New York City’s Tavern on the Green in Central Park is one of the city’s most recognized restaurants. Originally built in 1871 as a sheepfold, the Victorian Gothic structure underwent a number of alterations over the years in response to changing programmatic needs. In 1934, it was converted into a restaurant, and over the next seven decades, the building continually expanded, adding more interior dining and support spaces. In the mid-1970s, the last major dining area addition was made, the glass and steel-framed Crystal Room. From 1934 to when the restaurant closed in 2009, the original 8,000-square-foot building grew to approximately 31,000 square feet.
In 2010, the city removed the Crystal Room to create a temporary Visitor’s Center in the building’s north wing. The next year, in an attempt to re-establish Tavern on the Green as a true public amenity, the city retained Swanke Hayden Connell Architects, New York City, for a core-and-shell rehabilitation to restore the building envelope and infrastructure for a subsequent interior fit-out by a new restaurant concessionaire.
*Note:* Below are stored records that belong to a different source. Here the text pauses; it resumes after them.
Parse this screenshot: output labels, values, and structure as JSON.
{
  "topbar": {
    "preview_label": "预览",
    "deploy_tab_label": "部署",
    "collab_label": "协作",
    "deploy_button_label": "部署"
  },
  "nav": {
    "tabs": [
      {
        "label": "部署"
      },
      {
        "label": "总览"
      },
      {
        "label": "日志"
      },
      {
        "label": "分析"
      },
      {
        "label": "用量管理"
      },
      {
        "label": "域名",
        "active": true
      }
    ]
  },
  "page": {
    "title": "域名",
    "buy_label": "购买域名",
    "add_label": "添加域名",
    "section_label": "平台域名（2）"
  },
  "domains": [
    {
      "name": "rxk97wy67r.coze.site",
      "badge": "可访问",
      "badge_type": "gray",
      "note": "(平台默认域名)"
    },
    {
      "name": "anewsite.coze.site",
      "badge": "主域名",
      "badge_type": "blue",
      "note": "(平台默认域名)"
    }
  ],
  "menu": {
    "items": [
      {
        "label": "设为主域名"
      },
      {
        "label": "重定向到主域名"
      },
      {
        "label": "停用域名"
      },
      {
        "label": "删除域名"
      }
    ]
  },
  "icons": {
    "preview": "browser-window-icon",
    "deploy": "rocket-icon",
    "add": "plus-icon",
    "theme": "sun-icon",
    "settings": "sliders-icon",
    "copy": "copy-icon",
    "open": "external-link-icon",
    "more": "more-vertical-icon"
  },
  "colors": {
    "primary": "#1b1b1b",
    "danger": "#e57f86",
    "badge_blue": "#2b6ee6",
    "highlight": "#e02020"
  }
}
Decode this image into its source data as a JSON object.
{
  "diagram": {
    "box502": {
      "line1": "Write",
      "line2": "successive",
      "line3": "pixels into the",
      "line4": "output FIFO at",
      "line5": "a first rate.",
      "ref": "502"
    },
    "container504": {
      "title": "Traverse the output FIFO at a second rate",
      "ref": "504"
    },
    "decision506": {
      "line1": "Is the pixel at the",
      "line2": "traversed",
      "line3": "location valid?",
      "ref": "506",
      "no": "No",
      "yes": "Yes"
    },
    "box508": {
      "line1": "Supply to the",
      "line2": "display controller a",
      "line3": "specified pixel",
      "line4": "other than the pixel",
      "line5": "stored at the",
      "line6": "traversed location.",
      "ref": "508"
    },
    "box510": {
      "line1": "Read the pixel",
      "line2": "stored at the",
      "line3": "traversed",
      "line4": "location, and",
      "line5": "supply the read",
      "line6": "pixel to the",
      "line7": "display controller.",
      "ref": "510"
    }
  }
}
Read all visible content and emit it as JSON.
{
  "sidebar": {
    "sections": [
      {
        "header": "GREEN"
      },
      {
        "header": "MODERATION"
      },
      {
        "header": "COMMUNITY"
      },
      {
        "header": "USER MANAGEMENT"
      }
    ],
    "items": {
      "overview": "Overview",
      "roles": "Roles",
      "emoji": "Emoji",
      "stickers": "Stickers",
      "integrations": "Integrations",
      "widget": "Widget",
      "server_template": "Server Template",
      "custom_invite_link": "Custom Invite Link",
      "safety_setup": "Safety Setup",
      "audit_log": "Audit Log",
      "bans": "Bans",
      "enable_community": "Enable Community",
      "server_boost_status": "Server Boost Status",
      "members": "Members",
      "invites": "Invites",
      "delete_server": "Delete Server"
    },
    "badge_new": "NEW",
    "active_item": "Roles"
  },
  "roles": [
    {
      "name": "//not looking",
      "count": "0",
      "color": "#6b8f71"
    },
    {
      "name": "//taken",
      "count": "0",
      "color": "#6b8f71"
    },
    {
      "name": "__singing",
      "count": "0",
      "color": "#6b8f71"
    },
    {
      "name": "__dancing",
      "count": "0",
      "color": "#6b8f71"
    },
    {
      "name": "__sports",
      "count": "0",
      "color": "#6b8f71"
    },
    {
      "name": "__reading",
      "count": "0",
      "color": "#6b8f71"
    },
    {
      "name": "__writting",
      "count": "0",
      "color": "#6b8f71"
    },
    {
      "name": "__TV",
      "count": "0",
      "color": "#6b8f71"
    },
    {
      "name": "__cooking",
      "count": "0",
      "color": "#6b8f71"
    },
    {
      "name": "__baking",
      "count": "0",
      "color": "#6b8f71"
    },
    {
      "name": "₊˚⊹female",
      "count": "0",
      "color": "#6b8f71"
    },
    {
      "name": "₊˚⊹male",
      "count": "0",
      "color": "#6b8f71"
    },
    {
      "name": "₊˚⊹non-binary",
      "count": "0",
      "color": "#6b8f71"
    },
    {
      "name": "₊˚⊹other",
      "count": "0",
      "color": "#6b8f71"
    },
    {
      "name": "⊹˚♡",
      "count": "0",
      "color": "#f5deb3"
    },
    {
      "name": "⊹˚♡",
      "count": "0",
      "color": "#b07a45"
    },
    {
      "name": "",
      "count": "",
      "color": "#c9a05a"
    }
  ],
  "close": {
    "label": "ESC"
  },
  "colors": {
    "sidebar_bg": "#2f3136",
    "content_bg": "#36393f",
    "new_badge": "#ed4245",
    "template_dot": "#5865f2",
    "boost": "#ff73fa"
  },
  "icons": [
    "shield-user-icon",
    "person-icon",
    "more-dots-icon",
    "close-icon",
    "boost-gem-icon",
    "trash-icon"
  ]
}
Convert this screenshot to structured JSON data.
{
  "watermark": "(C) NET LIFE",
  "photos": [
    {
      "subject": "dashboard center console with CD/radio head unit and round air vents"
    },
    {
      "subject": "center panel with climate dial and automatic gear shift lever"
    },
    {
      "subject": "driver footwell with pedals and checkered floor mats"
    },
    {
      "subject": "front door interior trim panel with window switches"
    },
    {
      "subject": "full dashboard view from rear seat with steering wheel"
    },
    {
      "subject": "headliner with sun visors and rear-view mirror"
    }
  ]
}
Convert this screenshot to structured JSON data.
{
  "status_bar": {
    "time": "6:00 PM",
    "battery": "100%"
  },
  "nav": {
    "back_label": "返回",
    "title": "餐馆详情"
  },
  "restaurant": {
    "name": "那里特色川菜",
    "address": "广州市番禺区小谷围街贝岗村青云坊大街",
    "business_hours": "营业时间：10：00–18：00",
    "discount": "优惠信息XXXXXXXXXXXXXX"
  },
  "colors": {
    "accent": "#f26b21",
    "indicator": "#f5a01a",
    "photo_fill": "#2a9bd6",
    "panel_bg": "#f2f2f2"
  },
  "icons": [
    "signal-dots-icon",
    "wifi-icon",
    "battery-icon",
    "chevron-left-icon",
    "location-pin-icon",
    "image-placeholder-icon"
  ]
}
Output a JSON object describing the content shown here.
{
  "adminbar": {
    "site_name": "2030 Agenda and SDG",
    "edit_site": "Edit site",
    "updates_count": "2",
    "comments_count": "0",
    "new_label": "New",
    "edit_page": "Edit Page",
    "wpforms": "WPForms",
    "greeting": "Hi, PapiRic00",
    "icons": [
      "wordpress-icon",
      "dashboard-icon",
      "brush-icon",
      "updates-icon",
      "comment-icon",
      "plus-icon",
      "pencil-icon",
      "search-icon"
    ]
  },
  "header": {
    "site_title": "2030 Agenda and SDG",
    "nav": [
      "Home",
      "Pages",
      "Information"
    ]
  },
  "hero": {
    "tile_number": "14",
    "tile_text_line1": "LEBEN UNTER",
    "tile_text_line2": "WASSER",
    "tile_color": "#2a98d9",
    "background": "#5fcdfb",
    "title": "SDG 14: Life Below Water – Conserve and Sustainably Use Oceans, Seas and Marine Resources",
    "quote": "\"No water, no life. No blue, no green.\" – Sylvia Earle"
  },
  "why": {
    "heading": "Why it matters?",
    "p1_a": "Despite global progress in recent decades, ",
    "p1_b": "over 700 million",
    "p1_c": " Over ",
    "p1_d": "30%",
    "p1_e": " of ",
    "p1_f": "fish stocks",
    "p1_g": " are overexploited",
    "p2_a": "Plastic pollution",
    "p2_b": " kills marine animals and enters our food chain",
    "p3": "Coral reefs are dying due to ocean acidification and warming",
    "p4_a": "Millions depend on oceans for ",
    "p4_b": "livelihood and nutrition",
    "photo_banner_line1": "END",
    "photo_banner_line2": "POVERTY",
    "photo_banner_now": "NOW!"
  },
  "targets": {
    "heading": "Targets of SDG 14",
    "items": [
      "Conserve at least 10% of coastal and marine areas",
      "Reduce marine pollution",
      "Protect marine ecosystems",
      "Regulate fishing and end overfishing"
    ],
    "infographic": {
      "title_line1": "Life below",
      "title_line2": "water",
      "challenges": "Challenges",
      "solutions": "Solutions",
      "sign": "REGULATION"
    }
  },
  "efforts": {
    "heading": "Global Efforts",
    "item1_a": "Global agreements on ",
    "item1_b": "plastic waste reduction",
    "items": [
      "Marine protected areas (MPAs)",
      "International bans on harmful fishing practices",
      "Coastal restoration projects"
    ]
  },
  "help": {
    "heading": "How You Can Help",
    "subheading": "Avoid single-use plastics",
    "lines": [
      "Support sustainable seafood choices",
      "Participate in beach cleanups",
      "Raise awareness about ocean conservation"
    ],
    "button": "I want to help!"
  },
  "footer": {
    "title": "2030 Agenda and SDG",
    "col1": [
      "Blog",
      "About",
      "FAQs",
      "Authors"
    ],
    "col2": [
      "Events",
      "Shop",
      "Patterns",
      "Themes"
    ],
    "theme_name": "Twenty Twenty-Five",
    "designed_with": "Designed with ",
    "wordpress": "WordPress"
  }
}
The12,000-square-foot restoration focused on rebuilding the facility as a restaurant, serving the needs of park visitors and neighborhood residents, rather than the large catering facility it had become. Working with a food services consultant, Swanke determined that by greatly reducing the building’s footprint, the restaurant could be viable and economically successful. By removing years of inappropriate additions and restoring the building footprint back to what the originally conceived restaurant was, Swanke was able to reduce the building’s footprint by more than 50 percent.
Swanke Hayden Connell’s Director of Historic Preservation, Elizabeth Moss, emphasized that the main goal of the project was to restore as much of the 1934 historic structure as possible, while meeting demands of modern restaurant needs. “By reducing the building footprint through the demolition of poorly maintained non-historic additions, we were able to restore the historic structure and courtyard, as well as reestablish the building’s historic relationship to Central Park.” Wherever possible, historic drawings and photographs were used as the basis of design.
All elevations previously hidden by additions were carefully uncovered and restored, along with the semi-circular cocktail lounge added onto the building’s north side in 1947. The building’s deteriorated slate and copper roofs were replaced by all new matching roofs, with all exterior masonry restored with matching materials. Existing infill from the 1940s was removed from the courtyard, allowing the historic wings to be extended back to their original configuration with the replacement of missing doors and dormers. All fenestration was removed and replaced with energy-efficient and period-appropriate wood windows and doors.
Keeping the original ornamental sheet metal details the same was key to the project. Since the lead-coated copper cupola and underlying wood framing was too deteriorated to restore, Hudson Valley Roofing & Sheet Metal Inc., New Windsor, N.Y., and Tri-State Metals LLC, Elmsford, N.Y., prepared an accurate replication that required 160 hours in the shop and 60 hours of field fabrication. Hudson Valley and Tri-State also replicated the radius standing seam roof and ventilator at the restored 1947 north bar addition.
Tri-State Metals also fabricated the lead-coated copper, refurbished the large steel finial by straightening it out, sandblasting it and giving it a new black powder-coated finish. CopperCraft by Fabral, Grapevine, Texas, fabricated the small red copper cupola and the wall red copper louvers. Tri-State also utilized 16-oz cold-rolled copper gutter for the built-in gutters, along with 20-ounce cold-rolled copper for the flashings, ridge caps, standing seam roof, louvers and ventilators. Lancaster, Pa.-based Fabral supplied the copper sheets. The project also features 1,220 snow guards from Berger Building Products, Feasterville, Pa.
The famed restaurant will reopen in December, and in compliance with New York City Local Law 86, is designed to achieve LEED Silver certification.
Tavern on the Green Rehabilitation, Central Park, New York City
Owners: NYC Department of Design & Construction, Long Island City, N.Y.; Central Park Conservancy, New York City; and NYC Department of Parks and Recreation, New York City
Architect: Swanke Hayden Connell Architects, New York City
Civil engineering: Philip Habib & Associates, New York City
MEP engineering: Excel Group, Albany, N.Y.
General contractor: Atlas Restoration Corp., Astoria, N.Y.
Structural engineering: LPE Engineering, New York City
Point-supported glass addition: APG International, Enclosure Specialist, Glassboro, N.J.
Roofing contractor: Hudson Valley Roofing & Sheet Metal Inc., New Windsor, N.Y.
Metal fabricator/distributor: Tri-State Metals LLC, Elmsford, N.Y.
Liquid-applied roofing system: Kemper System, West Seneca, N.Y.
Copper: Fabral, Lancaster, Pa., www.fabral.com
Red copper cupola/louvers: Copper Craft by Fabral, Grapevine, Texas, www.coppercraft.com
Snow guards: Berger Building Products, Feasterville, Pa., www.bergerbp.com